*** Exercise data ***

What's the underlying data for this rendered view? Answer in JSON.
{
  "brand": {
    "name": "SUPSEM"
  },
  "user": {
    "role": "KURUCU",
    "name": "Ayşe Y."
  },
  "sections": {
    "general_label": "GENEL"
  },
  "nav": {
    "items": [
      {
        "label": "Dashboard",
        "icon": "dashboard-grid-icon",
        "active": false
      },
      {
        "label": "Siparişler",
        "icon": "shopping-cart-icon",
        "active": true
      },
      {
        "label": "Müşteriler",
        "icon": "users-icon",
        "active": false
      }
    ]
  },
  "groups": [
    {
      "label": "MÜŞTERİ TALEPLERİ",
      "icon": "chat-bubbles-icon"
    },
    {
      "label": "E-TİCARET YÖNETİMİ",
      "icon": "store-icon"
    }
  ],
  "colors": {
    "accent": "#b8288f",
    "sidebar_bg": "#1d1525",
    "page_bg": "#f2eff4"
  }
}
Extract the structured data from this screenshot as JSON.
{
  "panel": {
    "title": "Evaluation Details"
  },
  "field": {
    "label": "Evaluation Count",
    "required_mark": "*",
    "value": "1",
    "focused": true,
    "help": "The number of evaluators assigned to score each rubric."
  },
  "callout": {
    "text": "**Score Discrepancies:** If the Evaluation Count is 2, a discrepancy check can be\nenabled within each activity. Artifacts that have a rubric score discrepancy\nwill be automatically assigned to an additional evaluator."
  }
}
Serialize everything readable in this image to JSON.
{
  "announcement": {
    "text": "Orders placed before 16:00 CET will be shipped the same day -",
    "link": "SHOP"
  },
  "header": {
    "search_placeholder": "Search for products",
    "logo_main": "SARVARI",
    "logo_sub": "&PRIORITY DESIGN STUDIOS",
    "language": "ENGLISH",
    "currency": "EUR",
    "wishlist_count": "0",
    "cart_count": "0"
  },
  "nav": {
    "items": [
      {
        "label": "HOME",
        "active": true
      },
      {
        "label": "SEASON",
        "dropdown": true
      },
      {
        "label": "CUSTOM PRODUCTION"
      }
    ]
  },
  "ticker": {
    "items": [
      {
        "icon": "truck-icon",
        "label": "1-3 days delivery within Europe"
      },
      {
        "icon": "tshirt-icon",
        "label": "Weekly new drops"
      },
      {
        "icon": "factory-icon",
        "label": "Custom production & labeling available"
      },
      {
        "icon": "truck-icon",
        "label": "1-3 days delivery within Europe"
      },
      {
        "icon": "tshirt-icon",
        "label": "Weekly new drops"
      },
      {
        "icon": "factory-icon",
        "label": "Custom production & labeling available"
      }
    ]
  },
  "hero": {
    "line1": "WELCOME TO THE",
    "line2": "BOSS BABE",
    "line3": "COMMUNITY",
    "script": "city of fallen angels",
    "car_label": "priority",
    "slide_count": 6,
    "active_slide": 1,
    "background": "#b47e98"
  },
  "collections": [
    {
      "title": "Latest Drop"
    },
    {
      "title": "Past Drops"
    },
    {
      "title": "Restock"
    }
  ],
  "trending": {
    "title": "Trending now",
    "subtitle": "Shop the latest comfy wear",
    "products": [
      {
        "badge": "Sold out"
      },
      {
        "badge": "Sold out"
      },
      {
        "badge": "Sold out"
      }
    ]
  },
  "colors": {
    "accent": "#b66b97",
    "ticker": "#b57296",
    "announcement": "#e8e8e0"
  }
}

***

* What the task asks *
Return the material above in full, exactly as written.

* Answer to this problem *
What's the underlying data for this rendered view? Answer in JSON.
{
  "brand": {
    "name": "SUPSEM"
  },
  "user": {
    "role": "KURUCU",
    "name": "Ayşe Y."
  },
  "sections": {
    "general_label": "GENEL"
  },
  "nav": {
    "items": [
      {
        "label": "Dashboard",
        "icon": "dashboard-grid-icon",
        "active": false
      },
      {
        "label": "Siparişler",
        "icon": "shopping-cart-icon",
        "active": true
      },
      {
        "label": "Müşteriler",
        "icon": "users-icon",
        "active": false
      }
    ]
  },
  "groups": [
    {
      "label": "MÜŞTERİ TALEPLERİ",
      "icon": "chat-bubbles-icon"
    },
    {
      "label": "E-TİCARET YÖNETİMİ",
      "icon": "store-icon"
    }
  ],
  "colors": {
    "accent": "#b8288f",
    "sidebar_bg": "#1d1525",
    "page_bg": "#f2eff4"
  }
}
Extract the structured data from this screenshot as JSON.
{
  "panel": {
    "title": "Evaluation Details"
  },
  "field": {
    "label": "Evaluation Count",
    "required_mark": "*",
    "value": "1",
    "focused": true,
    "help": "The number of evaluators assigned to score each rubric."
  },
  "callout": {
    "text": "**Score Discrepancies:** If the Evaluation Count is 2, a discrepancy check can be\nenabled within each activity. Artifacts that have a rubric score discrepancy\nwill be automatically assigned to an additional evaluator."
  }
}
Serialize everything readable in this image to JSON.
{
  "announcement": {
    "text": "Orders placed before 16:00 CET will be shipped the same day -",
    "link": "SHOP"
  },
  "header": {
    "search_placeholder": "Search for products",
    "logo_main": "SARVARI",
    "logo_sub": "&PRIORITY DESIGN STUDIOS",
    "language": "ENGLISH",
    "currency": "EUR",
    "wishlist_count": "0",
    "cart_count": "0"
  },
  "nav": {
    "items": [
      {
        "label": "HOME",
        "active": true
      },
      {
        "label": "SEASON",
        "dropdown": true
      },
      {
        "label": "CUSTOM PRODUCTION"
      }
    ]
  },
  "ticker": {
    "items": [
      {
        "icon": "truck-icon",
        "label": "1-3 days delivery within Europe"
      },
      {
        "icon": "tshirt-icon",
        "label": "Weekly new drops"
      },
      {
        "icon": "factory-icon",
        "label": "Custom production & labeling available"
      },
      {
        "icon": "truck-icon",
        "label": "1-3 days delivery within Europe"
      },
      {
        "icon": "tshirt-icon",
        "label": "Weekly new drops"
      },
      {
        "icon": "factory-icon",
        "label": "Custom production & labeling available"
      }
    ]
  },
  "hero": {
    "line1": "WELCOME TO THE",
    "line2": "BOSS BABE",
    "line3": "COMMUNITY",
    "script": "city of fallen angels",
    "car_label": "priority",
    "slide_count": 6,
    "active_slide": 1,
    "background": "#b47e98"
  },
  "collections": [
    {
      "title": "Latest Drop"
    },
    {
      "title": "Past Drops"
    },
    {
      "title": "Restock"
    }
  ],
  "trending": {
    "title": "Trending now",
    "subtitle": "Shop the latest comfy wear",
    "products": [
      {
        "badge": "Sold out"
      },
      {
        "badge": "Sold out"
      },
      {
        "badge": "Sold out"
      }
    ]
  },
  "colors": {
    "accent": "#b66b97",
    "ticker": "#b57296",
    "announcement": "#e8e8e0"
  }
}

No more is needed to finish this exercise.